The interesting thing about our three equations (1-3) is that if they are satisfied for states 1 and 2, they are still satisfied if you flip around the velocity vectors, i.e. if you replace u_{1} by -u_{1} and u_{2} by -u_{2}. (Check this.) So for any shock that looks like this:
there is also a shock that looks like this:
In one case the fluid density changes from to when the fluid moves across the shock, while in the other case it changes from into . So, the fluid will change from low density to high density in one of the two flows above, and from high to low density in the other. The one in which the fluid density increases is called the ``compression shock'' since the fluid is being compressed, and the other the ``expansion shock'', since the fluid expands. So we have learned:
Note however that while all conservation laws are satisfied, there is still a problem with the second law of thermodynamics. Depending on which side, 1 or 2, has the higher entropy, the fluid in one case increases in entropy while going through the shock, and in the other decreases in entropy. Since the shock is adiabatic, entropy cannot decrease according to the second law. It follows that:

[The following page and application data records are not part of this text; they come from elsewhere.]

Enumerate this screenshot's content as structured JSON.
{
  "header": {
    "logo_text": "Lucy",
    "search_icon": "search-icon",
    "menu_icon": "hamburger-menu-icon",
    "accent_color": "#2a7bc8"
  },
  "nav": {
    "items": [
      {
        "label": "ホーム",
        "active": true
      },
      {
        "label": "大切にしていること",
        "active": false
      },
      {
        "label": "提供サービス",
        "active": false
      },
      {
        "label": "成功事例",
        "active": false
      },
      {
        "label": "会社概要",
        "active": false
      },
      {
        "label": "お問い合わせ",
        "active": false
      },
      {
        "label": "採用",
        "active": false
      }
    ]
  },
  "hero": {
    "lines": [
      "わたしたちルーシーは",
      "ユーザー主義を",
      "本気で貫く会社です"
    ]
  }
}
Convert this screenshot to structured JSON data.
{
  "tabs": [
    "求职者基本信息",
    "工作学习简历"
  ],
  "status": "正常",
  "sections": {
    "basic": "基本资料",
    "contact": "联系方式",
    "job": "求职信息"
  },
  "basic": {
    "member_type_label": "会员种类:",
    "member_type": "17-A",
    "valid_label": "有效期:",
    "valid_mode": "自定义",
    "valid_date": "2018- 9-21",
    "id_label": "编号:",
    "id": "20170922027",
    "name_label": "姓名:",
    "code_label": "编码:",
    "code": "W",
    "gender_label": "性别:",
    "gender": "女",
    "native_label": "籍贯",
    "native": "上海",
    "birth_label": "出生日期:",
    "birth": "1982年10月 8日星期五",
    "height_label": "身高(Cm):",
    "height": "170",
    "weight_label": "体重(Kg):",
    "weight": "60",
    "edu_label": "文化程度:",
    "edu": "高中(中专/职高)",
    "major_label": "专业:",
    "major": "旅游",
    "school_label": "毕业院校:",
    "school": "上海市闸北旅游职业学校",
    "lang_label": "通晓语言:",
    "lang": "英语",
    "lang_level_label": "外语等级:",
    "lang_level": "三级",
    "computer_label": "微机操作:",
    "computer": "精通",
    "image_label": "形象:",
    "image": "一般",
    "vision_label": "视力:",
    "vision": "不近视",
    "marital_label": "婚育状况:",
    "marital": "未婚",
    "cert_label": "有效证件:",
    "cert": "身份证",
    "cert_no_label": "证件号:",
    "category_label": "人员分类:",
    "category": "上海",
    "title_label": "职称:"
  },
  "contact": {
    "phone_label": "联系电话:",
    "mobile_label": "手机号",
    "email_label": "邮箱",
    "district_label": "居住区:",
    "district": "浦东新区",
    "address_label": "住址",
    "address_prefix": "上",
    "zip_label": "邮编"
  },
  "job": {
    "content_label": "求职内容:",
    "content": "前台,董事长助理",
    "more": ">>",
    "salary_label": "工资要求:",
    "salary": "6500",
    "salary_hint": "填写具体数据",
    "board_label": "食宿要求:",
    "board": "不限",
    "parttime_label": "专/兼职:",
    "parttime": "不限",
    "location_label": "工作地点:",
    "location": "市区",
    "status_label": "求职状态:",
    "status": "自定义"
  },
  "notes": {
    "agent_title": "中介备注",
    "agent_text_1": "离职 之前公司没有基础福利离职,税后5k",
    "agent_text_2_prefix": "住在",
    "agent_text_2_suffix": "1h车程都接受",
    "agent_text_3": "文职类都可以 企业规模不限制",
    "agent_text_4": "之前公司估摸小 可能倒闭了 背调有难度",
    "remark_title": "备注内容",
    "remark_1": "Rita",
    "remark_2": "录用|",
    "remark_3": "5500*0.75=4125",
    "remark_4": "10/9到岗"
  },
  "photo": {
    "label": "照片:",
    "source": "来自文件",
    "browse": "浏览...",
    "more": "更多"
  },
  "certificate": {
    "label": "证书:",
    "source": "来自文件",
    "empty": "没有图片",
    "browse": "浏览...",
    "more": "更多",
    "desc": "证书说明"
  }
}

It turns out (from results obtained later) that it is the compression shock that has an entropy that is correctly increasing, so
From continuity, (1), is constant, so if density increases, the velocity decreases:
So far for what can be seen immediately. Let's now start solving the three equations to see what more we can learn there.